The Oakland A’s have signed free agent RHP Yusmeiro Petit, reports Ken Rosenthal of The Athletic. The contract, which is still pending Petit passing a physical, is for two years and $10 million, with Rosenthal noting the following breakdown:
2019 team option: $5.5M, or $1M buyout
Petit has had some solid years in the bigs, pitching as both a starter and reliever in his 10-year career. That versatility will help an A’s club that is still figuring out its young pitching staff. He enjoyed a career year with the Angels in 2017, including a rate of 10 K/9, and along the way he led all MLB relievers with 87⅓ innings pitched. His overall numbers are below, in 60 games (59 relief, 1 start).
Petit, 2017: 2.76 ERA, 91⅓ ip, 101 Ks, 18 BB, 9 HR, 69 hits, 2.85 FIP
Also: Converted 19-of-20 save/hold chances
Petit turned 33 years old last week.
Fairly low risk for something the A’s desperately need. I like it!
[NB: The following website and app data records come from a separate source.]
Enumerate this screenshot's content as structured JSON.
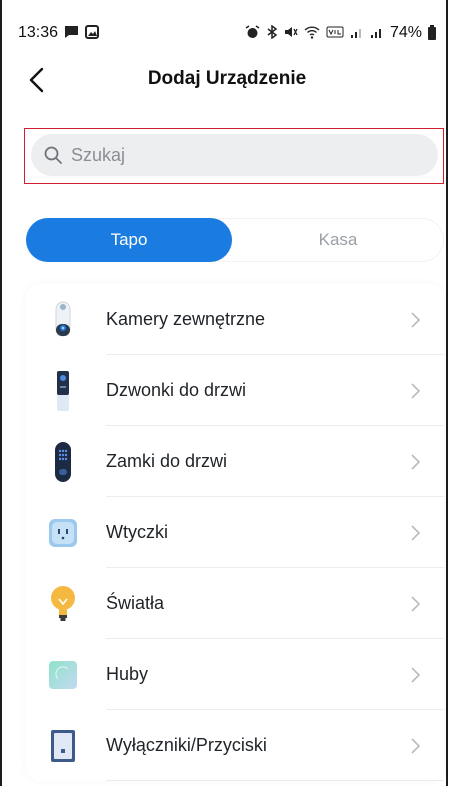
{
  "status_bar": {
    "time": "13:36",
    "battery": "74%"
  },
  "header": {
    "title": "Dodaj Urządzenie"
  },
  "search": {
    "placeholder": "Szukaj"
  },
  "tabs": [
    {
      "label": "Tapo",
      "active": true
    },
    {
      "label": "Kasa",
      "active": false
    }
  ],
  "categories": [
    {
      "label": "Kamery zewnętrzne",
      "icon": "outdoor-camera-icon"
    },
    {
      "label": "Dzwonki do drzwi",
      "icon": "doorbell-icon"
    },
    {
      "label": "Zamki do drzwi",
      "icon": "door-lock-icon"
    },
    {
      "label": "Wtyczki",
      "icon": "smart-plug-icon"
    },
    {
      "label": "Światła",
      "icon": "light-bulb-icon"
    },
    {
      "label": "Huby",
      "icon": "hub-icon"
    },
    {
      "label": "Wyłączniki/Przyciski",
      "icon": "switch-icon"
    }
  ],
  "colors": {
    "accent": "#1a7ce0",
    "highlight_border": "#cf1f2d",
    "search_bg": "#eceef0"
  }
}
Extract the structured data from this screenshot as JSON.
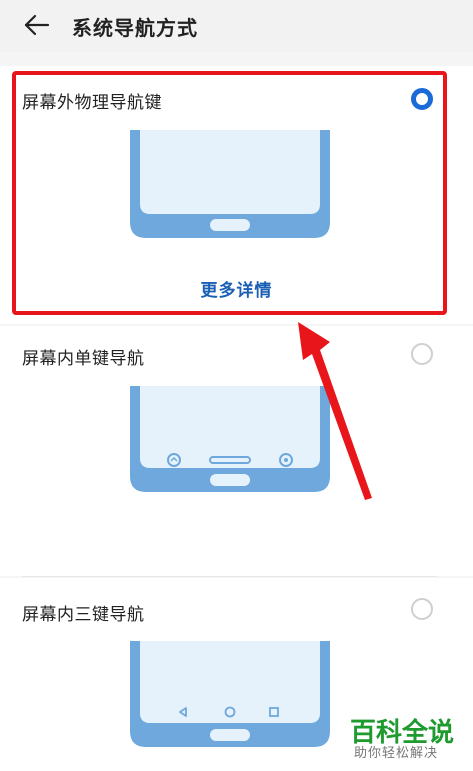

Petit had a wonderful 2017 season, putting up a 2.76 ERA over 91⅓ innings pitched. Any team can use a pitcher with those kind of numbers, and for $5 million you’ve got yourself a potential steal of a deal.
Why might Petit be so cheap? He’s not your classic flame throwing relief ace, and while he’s had a solid career his 2017 was far better than his previous years. It’s not guaranteed the A’s are in for another year of a stud reliever with a sub-3 ERA.
However, Petit is a good signing even if he falls short of his fabulous 2017. His versatility is perfect for a team with a young pitching staff, one that will need some important innings eaten over the long season. Petit can start, he can throw three high leverage innings late in the game, or he can come in for a few tough outs late in a tight ballgame.
After trading for Emilio Pagan, the A’s now have two multi-inning guys who are capable of coming into the game in the seventh or eighth inning and carrying the team to victory like has been the trend of the past few seasons. That’s big, and if Petit is anything near what he was in 2017, the A’s have taken a big step at shoring up their previously lacking pen. There’s still work to be done, but they’re off to a good start this offseason.
One final note that you can file under Baseball Fandom Isn’t Rational. We all hate $10 million contracts: Jim Johnson, Ben Sheets, Billy Butler. Does the curse of the ten million dollar contracts extend to two-year deals? I’ll call John Axford and ask.